• [RECORDS SUPPLIED]:
┄┄┄┄┄┄

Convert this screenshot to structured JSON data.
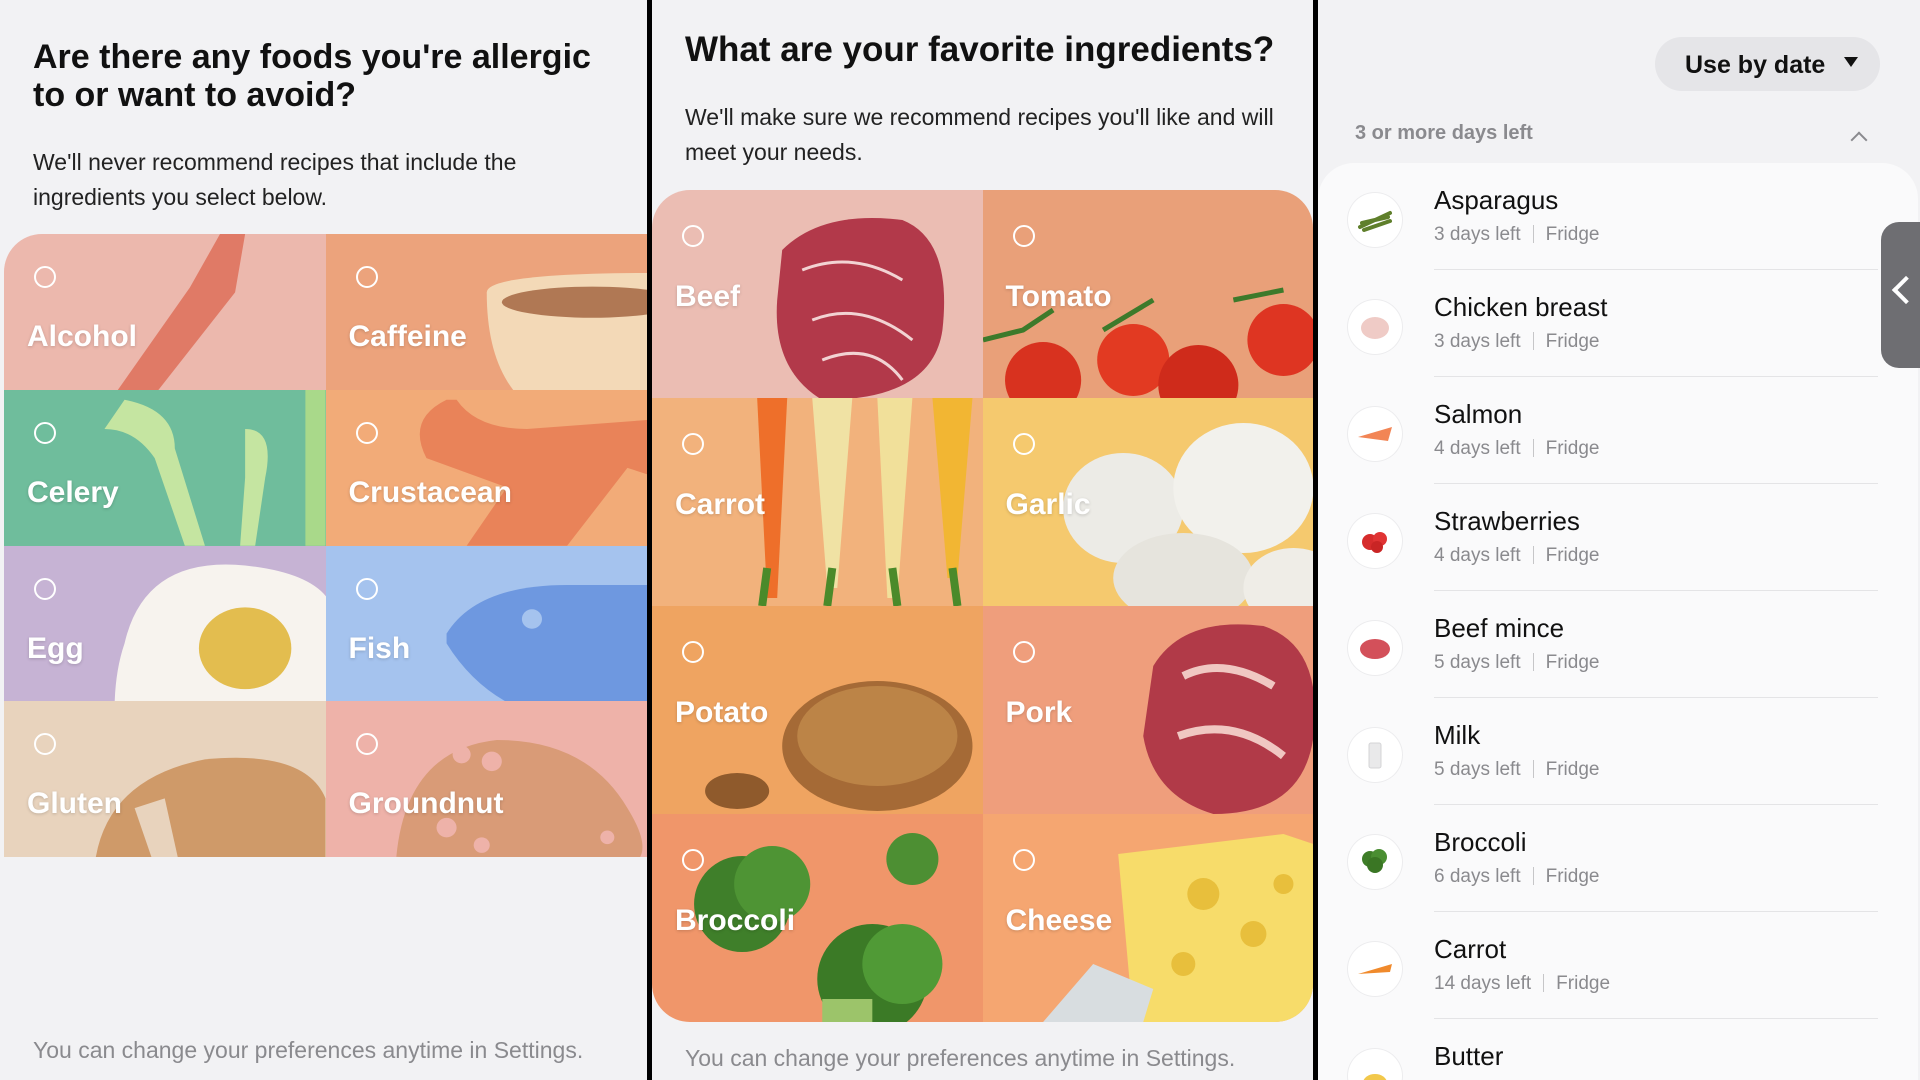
{
  "allergy_screen": {
    "title": "Are there any foods you're allergic to or want to avoid?",
    "description": "We'll never recommend recipes that include the ingredients you select below.",
    "options": [
      "Alcohol",
      "Caffeine",
      "Celery",
      "Crustacean",
      "Egg",
      "Fish",
      "Gluten",
      "Groundnut"
    ],
    "footer": "You can change your preferences anytime in Settings."
  },
  "favorites_screen": {
    "title": "What are your favorite ingredients?",
    "description": "We'll make sure we recommend recipes you'll like and will meet your needs.",
    "options": [
      "Beef",
      "Tomato",
      "Carrot",
      "Garlic",
      "Potato",
      "Pork",
      "Broccoli",
      "Cheese"
    ],
    "footer": "You can change your preferences anytime in Settings."
  },
  "inventory_screen": {
    "sort_label": "Use by date",
    "section_label": "3 or more days left",
    "items": [
      {
        "name": "Asparagus",
        "days": "3 days left",
        "location": "Fridge",
        "icon": "asparagus-icon"
      },
      {
        "name": "Chicken breast",
        "days": "3 days left",
        "location": "Fridge",
        "icon": "chicken-breast-icon"
      },
      {
        "name": "Salmon",
        "days": "4 days left",
        "location": "Fridge",
        "icon": "salmon-icon"
      },
      {
        "name": "Strawberries",
        "days": "4 days left",
        "location": "Fridge",
        "icon": "strawberries-icon"
      },
      {
        "name": "Beef mince",
        "days": "5 days left",
        "location": "Fridge",
        "icon": "beef-mince-icon"
      },
      {
        "name": "Milk",
        "days": "5 days left",
        "location": "Fridge",
        "icon": "milk-icon"
      },
      {
        "name": "Broccoli",
        "days": "6 days left",
        "location": "Fridge",
        "icon": "broccoli-icon"
      },
      {
        "name": "Carrot",
        "days": "14 days left",
        "location": "Fridge",
        "icon": "carrot-icon"
      },
      {
        "name": "Butter",
        "days": "",
        "location": "",
        "icon": "butter-icon"
      }
    ]
  },
  "colors": {
    "alcohol_bg": "#ecb8ad",
    "caffeine_bg": "#eca37c",
    "celery_bg": "#6fbd9c",
    "crustacean_bg": "#f2ab78",
    "egg_bg": "#c6b3d4",
    "fish_bg": "#a5c3ee",
    "gluten_bg": "#e8d3bd",
    "groundnut_bg": "#eeb2a9",
    "beef_bg": "#ebbdb3",
    "tomato_bg": "#e9a079",
    "carrot_bg": "#f2b27c",
    "garlic_bg": "#f5c96e",
    "potato_bg": "#efa461",
    "pork_bg": "#ef9e7c",
    "broccoli_bg": "#f0966a",
    "cheese_bg": "#f5a671"
  }
}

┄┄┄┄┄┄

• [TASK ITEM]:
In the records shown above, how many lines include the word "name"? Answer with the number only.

• [RESULT FOR THIS EXERCISE]:
9